High Efficiency SRM Controller
The series resonant driver concept was adapted to work in a conventional SRM controller circuit topology with constant input voltage. This new controller circuit is very similar to the stock Ametek controller that came with the motor. The new circuit uses the similar topology as in the Ametek controller, but differs in method of current sensing and control and uses a basic DC link boost capacitor. The Ametek controller used PWM combined with low side current sensing, and a DC link boost consisting of two capacitors and a diode network to cause the capacitors to charge in series and discharge in parallel.
The motor is coupled to the alternator by a multi-ribbed belt drive with a 4:1 pulley ratio (4 rotations of the motor shaft to 1 rotation of the alternator shaft). The system is designed to operate the motor at 20K rpm. The alternator is connected to a 12V motorcycle battery to excite the alternator and the output of the alternator is used to power a 1500W inverter for 120VAC, 60Hz, single phase output power. The input to the motor is 120VAC, 60Hz, single phase power. A switch is connected in series to the battery positive lead so the battery can be disconnected (or switched off) when the alternator is up and running.
At this time, the power to the motor is from a 120VAC wall outlet, and a power strip is connected to the inverter output. This allows me to easily add power loads to the inverter output (like incandescent light bulbs) and monitor the change in current going into the motor (with a current clamp meter). In its present form, a load of 100W causes the motor input current to increase by only 24W!! To make the systems self-sustaining, I need to resolve make two changes:
The controller is more efficient at low to mid rpm. With the 4:1 pulley ratio, the lower motor rpm is too slow to run the alternator, so I need to change the pulley ratio to 1:1 to allow the alternator to run at same rpm as the motor (about 5K – 8K rpm).
The controller circuit is cooled by a forced air cooling fan mounted to the motor shaft. Running the motor at lower rpm means less air flow for cooling. So I'll need to add an external cooling fan.
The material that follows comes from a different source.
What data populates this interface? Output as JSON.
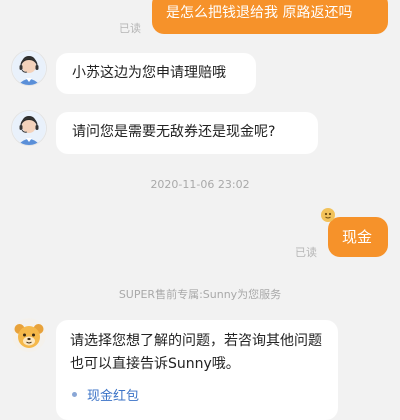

Per problem 1. above, the new controller is more efficient at high rpm than conventional controllers at high rpm, but it is more efficient at low rpm than at high rpm. The greater rate of change of the flux linkage at high rpm creates greater back emf which makes it more difficult to store energy in the phase windings.
Additionally, the new controller circuit design can be used to drive high brightness LEDs. For example, the circuit can drive a HB LED with average forward current of 1A, and the current from the battery is only 500mA. I will build a demo circuit in the near future.
Here are some quick pictures of the system.
Pictures above: top side of controller circuit in aluminum heat sink/chassis on the left, and the bottom side of controller on the right showing the optical sensor. The small board to the side is a driver for the high side IGBTs.
Pictures above: these pictures show the motor and alternator assembly. The left shows the belt drive setup, and the right is the back side showing the optical interrupter on the motor and the electrical connections to the alternator.
Pictures above: here is the system connected up on the workbench. After making the changes discussed to solve the two problems, the system should be able to run with the input power to the motor connected to the output of the inverter. The battery will be used to start the system